▸ **Assigned task**
Please write out each entry that follows, keeping it exactly the same.

▸ **Records shown**
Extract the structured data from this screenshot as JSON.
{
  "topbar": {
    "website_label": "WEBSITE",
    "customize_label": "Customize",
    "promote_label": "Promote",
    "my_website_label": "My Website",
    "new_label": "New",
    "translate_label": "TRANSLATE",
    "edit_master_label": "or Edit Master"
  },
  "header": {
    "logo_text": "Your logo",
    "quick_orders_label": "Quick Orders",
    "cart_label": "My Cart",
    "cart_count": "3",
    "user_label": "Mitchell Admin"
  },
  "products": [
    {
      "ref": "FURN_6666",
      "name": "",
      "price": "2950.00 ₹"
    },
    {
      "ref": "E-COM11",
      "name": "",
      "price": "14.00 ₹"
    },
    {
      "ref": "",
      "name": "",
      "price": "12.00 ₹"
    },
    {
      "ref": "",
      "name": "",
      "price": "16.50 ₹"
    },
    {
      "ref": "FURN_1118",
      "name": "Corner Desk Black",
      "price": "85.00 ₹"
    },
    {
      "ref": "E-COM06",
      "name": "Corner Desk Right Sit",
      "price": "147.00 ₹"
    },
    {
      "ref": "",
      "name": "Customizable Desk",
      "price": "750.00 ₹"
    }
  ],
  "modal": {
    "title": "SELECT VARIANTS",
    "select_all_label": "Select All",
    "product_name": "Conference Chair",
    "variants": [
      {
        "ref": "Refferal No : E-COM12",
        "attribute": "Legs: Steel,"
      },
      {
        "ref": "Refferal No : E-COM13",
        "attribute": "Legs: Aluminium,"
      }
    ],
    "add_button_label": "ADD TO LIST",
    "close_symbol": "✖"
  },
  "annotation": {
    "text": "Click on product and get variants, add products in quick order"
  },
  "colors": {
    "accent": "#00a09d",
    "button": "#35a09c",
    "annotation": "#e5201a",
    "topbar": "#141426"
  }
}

▸ **Response**
Extract the structured data from this screenshot as JSON.
{
  "topbar": {
    "website_label": "WEBSITE",
    "customize_label": "Customize",
    "promote_label": "Promote",
    "my_website_label": "My Website",
    "new_label": "New",
    "translate_label": "TRANSLATE",
    "edit_master_label": "or Edit Master"
  },
  "header": {
    "logo_text": "Your logo",
    "quick_orders_label": "Quick Orders",
    "cart_label": "My Cart",
    "cart_count": "3",
    "user_label": "Mitchell Admin"
  },
  "products": [
    {
      "ref": "FURN_6666",
      "name": "",
      "price": "2950.00 ₹"
    },
    {
      "ref": "E-COM11",
      "name": "",
      "price": "14.00 ₹"
    },
    {
      "ref": "",
      "name": "",
      "price": "12.00 ₹"
    },
    {
      "ref": "",
      "name": "",
      "price": "16.50 ₹"
    },
    {
      "ref": "FURN_1118",
      "name": "Corner Desk Black",
      "price": "85.00 ₹"
    },
    {
      "ref": "E-COM06",
      "name": "Corner Desk Right Sit",
      "price": "147.00 ₹"
    },
    {
      "ref": "",
      "name": "Customizable Desk",
      "price": "750.00 ₹"
    }
  ],
  "modal": {
    "title": "SELECT VARIANTS",
    "select_all_label": "Select All",
    "product_name": "Conference Chair",
    "variants": [
      {
        "ref": "Refferal No : E-COM12",
        "attribute": "Legs: Steel,"
      },
      {
        "ref": "Refferal No : E-COM13",
        "attribute": "Legs: Aluminium,"
      }
    ],
    "add_button_label": "ADD TO LIST",
    "close_symbol": "✖"
  },
  "annotation": {
    "text": "Click on product and get variants, add products in quick order"
  },
  "colors": {
    "accent": "#00a09d",
    "button": "#35a09c",
    "annotation": "#e5201a",
    "topbar": "#141426"
  }
}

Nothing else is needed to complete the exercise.